My thinking in this piece was informed by Dr. Safiya Umoja Noble and Amber Jamila Musser, two scholars whose essential work on the ways in which racist attitudes proliferate online informed my graduate thesis. Noble is known for illuminating the ways in which search engine algorithms reflect (and produce) problematic and violent biases. In her essay “Teaching Trayvon: Race, Media, and the Politics of Spectacle,” for example, she demonstrates how your search terms end up reflecting your prejudices, which ultimately leads you to more content that confirms what you already think. So much for doing “research”…

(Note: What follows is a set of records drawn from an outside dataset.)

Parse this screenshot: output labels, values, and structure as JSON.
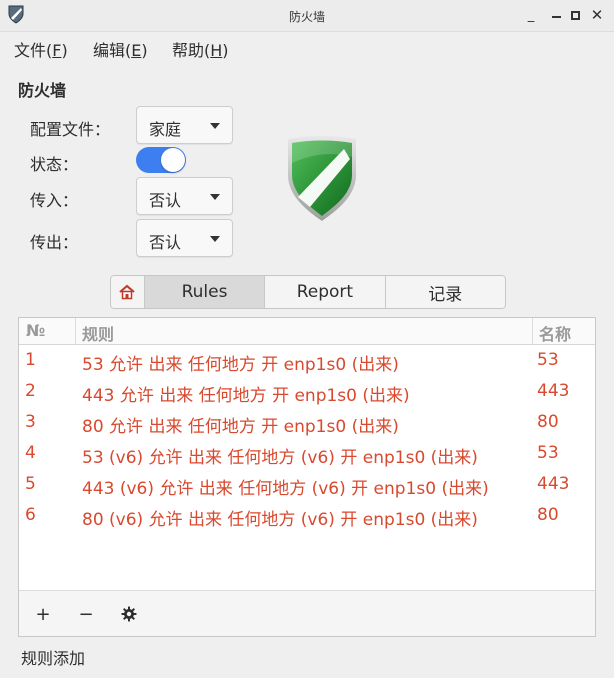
{
  "window": {
    "title": "防火墙",
    "controls": [
      "minimize-icon",
      "maximize-icon",
      "close-icon"
    ]
  },
  "menubar": {
    "items": [
      {
        "label": "文件(F)",
        "mnemonic": "F"
      },
      {
        "label": "编辑(E)",
        "mnemonic": "E"
      },
      {
        "label": "帮助(H)",
        "mnemonic": "H"
      }
    ]
  },
  "firewall": {
    "section_title": "防火墙",
    "profile_label": "配置文件：",
    "profile_value": "家庭",
    "status_label": "状态：",
    "status_enabled": true,
    "incoming_label": "传入：",
    "incoming_value": "否认",
    "outgoing_label": "传出：",
    "outgoing_value": "否认",
    "shield_icon": "shield-icon"
  },
  "tabs": {
    "home_icon": "home-icon",
    "items": [
      {
        "label": "Rules",
        "active": true
      },
      {
        "label": "Report",
        "active": false
      },
      {
        "label": "记录",
        "active": false
      }
    ]
  },
  "rules_table": {
    "columns": [
      "№",
      "规则",
      "名称"
    ],
    "rows": [
      {
        "no": "1",
        "rule": "53 允许 出来 任何地方 开 enp1s0 (出来)",
        "name": "53"
      },
      {
        "no": "2",
        "rule": "443 允许 出来 任何地方 开 enp1s0 (出来)",
        "name": "443"
      },
      {
        "no": "3",
        "rule": "80 允许 出来 任何地方 开 enp1s0 (出来)",
        "name": "80"
      },
      {
        "no": "4",
        "rule": "53 (v6) 允许 出来 任何地方 (v6) 开 enp1s0 (出来)",
        "name": "53"
      },
      {
        "no": "5",
        "rule": "443 (v6) 允许 出来 任何地方 (v6) 开 enp1s0 (出来)",
        "name": "443"
      },
      {
        "no": "6",
        "rule": "80 (v6) 允许 出来 任何地方 (v6) 开 enp1s0 (出来)",
        "name": "80"
      }
    ],
    "row_color": "#d9492e",
    "footer": {
      "add": "+",
      "remove": "−",
      "settings_icon": "gear-icon"
    }
  },
  "statusbar": {
    "text": "规则添加"
  },
  "colors": {
    "accent": "#3d7ff0",
    "shield_green": "#1e8a2e",
    "rule_text": "#d9492e"
  }
}
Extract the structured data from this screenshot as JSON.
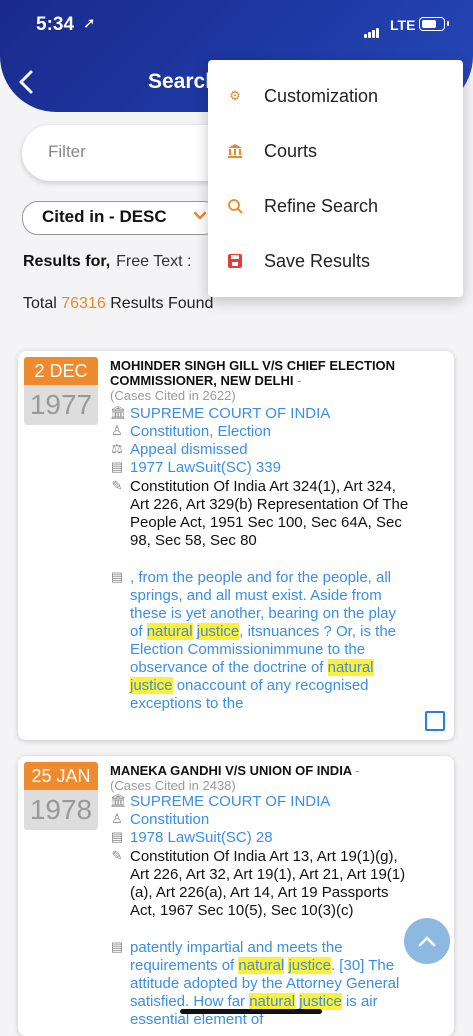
{
  "status": {
    "time": "5:34",
    "carrier": "LTE"
  },
  "header": {
    "title": "Search"
  },
  "filter": {
    "placeholder": "Filter"
  },
  "sort": {
    "label": "Cited in - DESC"
  },
  "results": {
    "for_label": "Results for,",
    "free_text": "Free Text :",
    "total_prefix": "Total",
    "count": "76316",
    "total_suffix": "Results Found"
  },
  "menu": {
    "items": [
      {
        "label": "Customization",
        "icon": "gear-icon"
      },
      {
        "label": "Courts",
        "icon": "court-icon"
      },
      {
        "label": "Refine Search",
        "icon": "search-refine-icon"
      },
      {
        "label": "Save Results",
        "icon": "save-icon"
      }
    ]
  },
  "cases": [
    {
      "date": "2 DEC",
      "year": "1977",
      "title": "MOHINDER SINGH GILL V/S CHIEF ELECTION COMMISSIONER, NEW DELHI",
      "dash": "-",
      "cited": "(Cases Cited in 2622)",
      "court": "SUPREME COURT OF INDIA",
      "subject": "Constitution, Election",
      "result": "Appeal dismissed",
      "citation": "1977 LawSuit(SC) 339",
      "acts": "Constitution Of India  Art 324(1), Art 324, Art 226, Art 329(b) Representation Of The People Act, 1951  Sec 100, Sec 64A, Sec 98, Sec 58, Sec 80",
      "excerpt": [
        ", from the people and for the people, all springs, and all must exist. Aside from these is yet another, bearing on the play of ",
        "natural",
        " ",
        "justice",
        ", itsnuances ? Or, is the Election Commissionimmune to the observance of the doctrine of ",
        "natural",
        " ",
        "justice",
        " onaccount of any recognised exceptions to the"
      ]
    },
    {
      "date": "25 JAN",
      "year": "1978",
      "title": "MANEKA GANDHI V/S UNION OF INDIA",
      "dash": "-",
      "cited": "(Cases Cited in 2438)",
      "court": "SUPREME COURT OF INDIA",
      "subject": "Constitution",
      "citation": "1978 LawSuit(SC) 28",
      "acts": "Constitution Of India  Art 13, Art 19(1)(g), Art 226, Art 32, Art 19(1), Art 21, Art 19(1)(a), Art 226(a), Art 14, Art 19 Passports Act, 1967  Sec 10(5), Sec 10(3)(c)",
      "excerpt": [
        "patently impartial and meets the requirements of ",
        "natural",
        " ",
        "justice",
        ". [30] The attitude adopted by the Attorney General satisfied. How far ",
        "natural",
        " ",
        "justice",
        " is air essential element of"
      ]
    }
  ]
}
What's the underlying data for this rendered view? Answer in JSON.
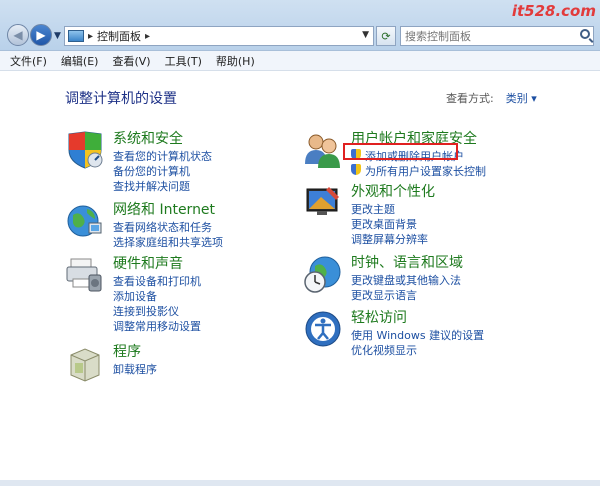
{
  "window": {
    "address": {
      "segments": [
        "控制面板"
      ]
    },
    "search": {
      "placeholder": "搜索控制面板"
    },
    "watermark": "it528.com"
  },
  "menubar": {
    "items": [
      "文件(F)",
      "编辑(E)",
      "查看(V)",
      "工具(T)",
      "帮助(H)"
    ]
  },
  "main": {
    "title": "调整计算机的设置",
    "view_by": {
      "label": "查看方式:",
      "value": "类别"
    }
  },
  "categories": [
    {
      "title": "系统和安全",
      "links": [
        "查看您的计算机状态",
        "备份您的计算机",
        "查找并解决问题"
      ]
    },
    {
      "title": "网络和 Internet",
      "links": [
        "查看网络状态和任务",
        "选择家庭组和共享选项"
      ]
    },
    {
      "title": "硬件和声音",
      "links": [
        "查看设备和打印机",
        "添加设备",
        "连接到投影仪",
        "调整常用移动设置"
      ]
    },
    {
      "title": "程序",
      "links": [
        "卸载程序"
      ]
    },
    {
      "title": "用户帐户和家庭安全",
      "links": [
        "添加或删除用户帐户",
        "为所有用户设置家长控制"
      ]
    },
    {
      "title": "外观和个性化",
      "links": [
        "更改主题",
        "更改桌面背景",
        "调整屏幕分辨率"
      ]
    },
    {
      "title": "时钟、语言和区域",
      "links": [
        "更改键盘或其他输入法",
        "更改显示语言"
      ]
    },
    {
      "title": "轻松访问",
      "links": [
        "使用 Windows 建议的设置",
        "优化视频显示"
      ]
    }
  ],
  "colors": {
    "category_title": "#1e7a1e",
    "link": "#1e50a2",
    "highlight_box": "#e02020"
  }
}
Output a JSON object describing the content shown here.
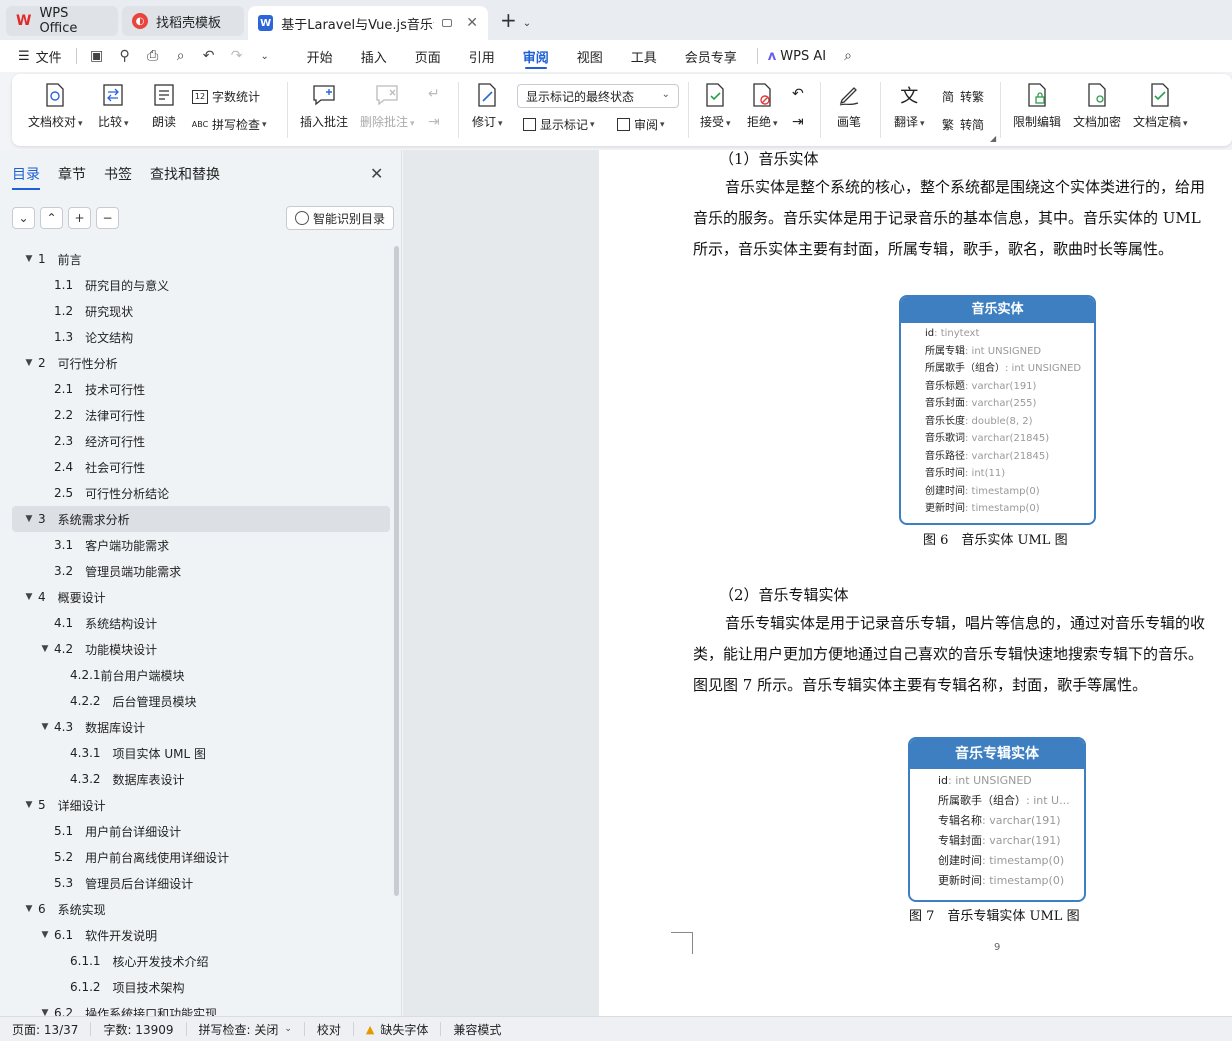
{
  "tabs": [
    {
      "label": "WPS Office",
      "icon": "wps-logo-icon",
      "color": "#e02b2b"
    },
    {
      "label": "找稻壳模板",
      "icon": "docer-icon",
      "color": "#e8453c"
    },
    {
      "label": "基于Laravel与Vue.js音乐流媒",
      "icon": "writer-icon",
      "color": "#2b65d9"
    }
  ],
  "menu": {
    "file_label": "文件",
    "items": [
      "开始",
      "插入",
      "页面",
      "引用",
      "审阅",
      "视图",
      "工具",
      "会员专享"
    ],
    "active": "审阅",
    "ai_label": "WPS AI"
  },
  "ribbon": {
    "doc_check": "文档校对",
    "compare": "比较",
    "read_aloud": "朗读",
    "word_count": "字数统计",
    "spell_check": "拼写检查",
    "insert_comment": "插入批注",
    "delete_comment": "删除批注",
    "revise": "修订",
    "markup_state": "显示标记的最终状态",
    "show_markup": "显示标记",
    "review": "审阅",
    "accept": "接受",
    "reject": "拒绝",
    "pen": "画笔",
    "translate": "翻译",
    "to_traditional": "转繁",
    "to_simplified": "转简",
    "restrict_edit": "限制编辑",
    "encrypt": "文档加密",
    "finalize": "文档定稿"
  },
  "nav": {
    "tabs": [
      "目录",
      "章节",
      "书签",
      "查找和替换"
    ],
    "smart_toc": "智能识别目录",
    "toc": [
      {
        "num": "1",
        "text": "前言",
        "level": 1,
        "tri": "▼"
      },
      {
        "num": "1.1",
        "text": "研究目的与意义",
        "level": 2
      },
      {
        "num": "1.2",
        "text": "研究现状",
        "level": 2
      },
      {
        "num": "1.3",
        "text": "论文结构",
        "level": 2
      },
      {
        "num": "2",
        "text": "可行性分析",
        "level": 1,
        "tri": "▼"
      },
      {
        "num": "2.1",
        "text": "技术可行性",
        "level": 2
      },
      {
        "num": "2.2",
        "text": "法律可行性",
        "level": 2
      },
      {
        "num": "2.3",
        "text": "经济可行性",
        "level": 2
      },
      {
        "num": "2.4",
        "text": "社会可行性",
        "level": 2
      },
      {
        "num": "2.5",
        "text": "可行性分析结论",
        "level": 2
      },
      {
        "num": "3",
        "text": "系统需求分析",
        "level": 1,
        "tri": "▼",
        "selected": true
      },
      {
        "num": "3.1",
        "text": "客户端功能需求",
        "level": 2
      },
      {
        "num": "3.2",
        "text": "管理员端功能需求",
        "level": 2
      },
      {
        "num": "4",
        "text": "概要设计",
        "level": 1,
        "tri": "▼"
      },
      {
        "num": "4.1",
        "text": "系统结构设计",
        "level": 2
      },
      {
        "num": "4.2",
        "text": "功能模块设计",
        "level": 2,
        "tri": "▼"
      },
      {
        "num": "4.2.1",
        "text": "前台用户端模块",
        "level": 3,
        "tight": true
      },
      {
        "num": "4.2.2",
        "text": "后台管理员模块",
        "level": 3
      },
      {
        "num": "4.3",
        "text": "数据库设计",
        "level": 2,
        "tri": "▼"
      },
      {
        "num": "4.3.1",
        "text": "项目实体 UML 图",
        "level": 3
      },
      {
        "num": "4.3.2",
        "text": "数据库表设计",
        "level": 3
      },
      {
        "num": "5",
        "text": "详细设计",
        "level": 1,
        "tri": "▼"
      },
      {
        "num": "5.1",
        "text": "用户前台详细设计",
        "level": 2
      },
      {
        "num": "5.2",
        "text": "用户前台离线使用详细设计",
        "level": 2
      },
      {
        "num": "5.3",
        "text": "管理员后台详细设计",
        "level": 2
      },
      {
        "num": "6",
        "text": "系统实现",
        "level": 1,
        "tri": "▼"
      },
      {
        "num": "6.1",
        "text": "软件开发说明",
        "level": 2,
        "tri": "▼"
      },
      {
        "num": "6.1.1",
        "text": "核心开发技术介绍",
        "level": 3
      },
      {
        "num": "6.1.2",
        "text": "项目技术架构",
        "level": 3
      },
      {
        "num": "6.2",
        "text": "操作系统接口和功能实现",
        "level": 2,
        "tri": "▼"
      }
    ]
  },
  "document": {
    "h1": "（1）音乐实体",
    "p1": [
      "音乐实体是整个系统的核心，整个系统都是围绕这个实体类进行的，给用",
      "音乐的服务。音乐实体是用于记录音乐的基本信息，其中。音乐实体的 UML",
      "所示，音乐实体主要有封面，所属专辑，歌手，歌名，歌曲时长等属性。"
    ],
    "uml1": {
      "title": "音乐实体",
      "fields": [
        {
          "name": "id",
          "type": ": tinytext"
        },
        {
          "name": "所属专辑",
          "type": ": int UNSIGNED"
        },
        {
          "name": "所属歌手（组合）",
          "type": ": int UNSIGNED"
        },
        {
          "name": "音乐标题",
          "type": ": varchar(191)"
        },
        {
          "name": "音乐封面",
          "type": ": varchar(255)"
        },
        {
          "name": "音乐长度",
          "type": ": double(8, 2)"
        },
        {
          "name": "音乐歌词",
          "type": ": varchar(21845)"
        },
        {
          "name": "音乐路径",
          "type": ": varchar(21845)"
        },
        {
          "name": "音乐时间",
          "type": ": int(11)"
        },
        {
          "name": "创建时间",
          "type": ": timestamp(0)"
        },
        {
          "name": "更新时间",
          "type": ": timestamp(0)"
        }
      ]
    },
    "caption1": "图 6　音乐实体  UML  图",
    "h2": "（2）音乐专辑实体",
    "p2": [
      "音乐专辑实体是用于记录音乐专辑，唱片等信息的，通过对音乐专辑的收",
      "类，能让用户更加方便地通过自己喜欢的音乐专辑快速地搜索专辑下的音乐。",
      "图见图 7 所示。音乐专辑实体主要有专辑名称，封面，歌手等属性。"
    ],
    "uml2": {
      "title": "音乐专辑实体",
      "fields": [
        {
          "name": "id",
          "type": ": int UNSIGNED"
        },
        {
          "name": "所属歌手（组合）",
          "type": ": int U..."
        },
        {
          "name": "专辑名称",
          "type": ": varchar(191)"
        },
        {
          "name": "专辑封面",
          "type": ": varchar(191)"
        },
        {
          "name": "创建时间",
          "type": ": timestamp(0)"
        },
        {
          "name": "更新时间",
          "type": ": timestamp(0)"
        }
      ]
    },
    "caption2": "图 7　音乐专辑实体  UML  图",
    "page_number": "9"
  },
  "status": {
    "page": "页面: 13/37",
    "words": "字数: 13909",
    "spell": "拼写检查: 关闭",
    "proof": "校对",
    "missing_font": "缺失字体",
    "compat": "兼容模式"
  }
}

* Dear reader, you should know that the local police department has gotten in on this too! Just like in ye olde Wild West, the Albany Police Department has been posting mugshots and screen caps of security footage on their Facebook page, occasionally with their own jokey witticisms attached as captions. While again, I understand that these posts might help to solve crimes, it seems that they also serve as forms of gossipy entertainment. The APD’s tone in some of these posts strikes me as remarkably unprofessional, but that could be due to the fact that I am a decidedly un-fun person.
**And look, I am not just spouting off at the mouth here. I know this stuff is bad. And even if it doesn’t seem immediately harmless now, it contributes to crueler, more ignorant biases in communities both digital and geographical. How do I know this? Well, because I wrote a whole Masters thesis about it (sort of). My project investigated the ways in which violent “spectacles” circulate on the internet (think police brutality videos) and how online trends and memes (think Pepe the Frog) evolve into racist, white supremacist hate symbols. There is some boring literary theory in there, so I will give you some highlights relevant to this article: social media, with its personalized algorithms, paid-for “top search results,” and made-for-you echo chambers, is not a great place to gather information and images and think about them critically. It’s better for staring at things we already agree with and nodding profusely, getting enraged by hateful or misinformed opinions from “the other side” with no hope for meaningful dialogue, and laughing at memes we may never know the origin of.
***Though my work experience in Disability Accommodations has shown me the myriad ways in which we must make spaces more accessible to those with disabilities, I am speaking primarily about customer preferences here, and particularly those that employees simply do not have the capacity or authority to alter at a customer’s whim.
Citizen by Claudia Rankine, a mixed-media masterpiece that grapples with racism, misogyny, loneliness, and identity.
Algorithms of Oppression: How Search Engines Reinforce Racism by Safiya Umoja Noble, a book that expands upon the principles I summarized in “Notes & References.”
Betting on Zero (2017), a Netflix documentary about the big yikes international MLM we know as Herbalife.
A Mother’s Reckoning: Living in the Aftermath of Tragedy by Susan Klebold, an empathetic, well-researched memoir that highlights some of the ways in which news outlets manipulate complex truths in order to market more scandalous and digestible stories to American audiences.
Dopesick: Dealers, Doctors, and the Drug Company that Addicted America by Beth Macy, a powerful and well-researched history of the opioid crisis which focuses in particular on Central Appalachia and the parts of Virginia that Macy covered throughout her career as an investigative journalist. A text that– by virtue of its empathetic storytelling and masterful takedown of Big Pharma corruption–allows the reader to connect more deeply with the humanity of addicts and their families.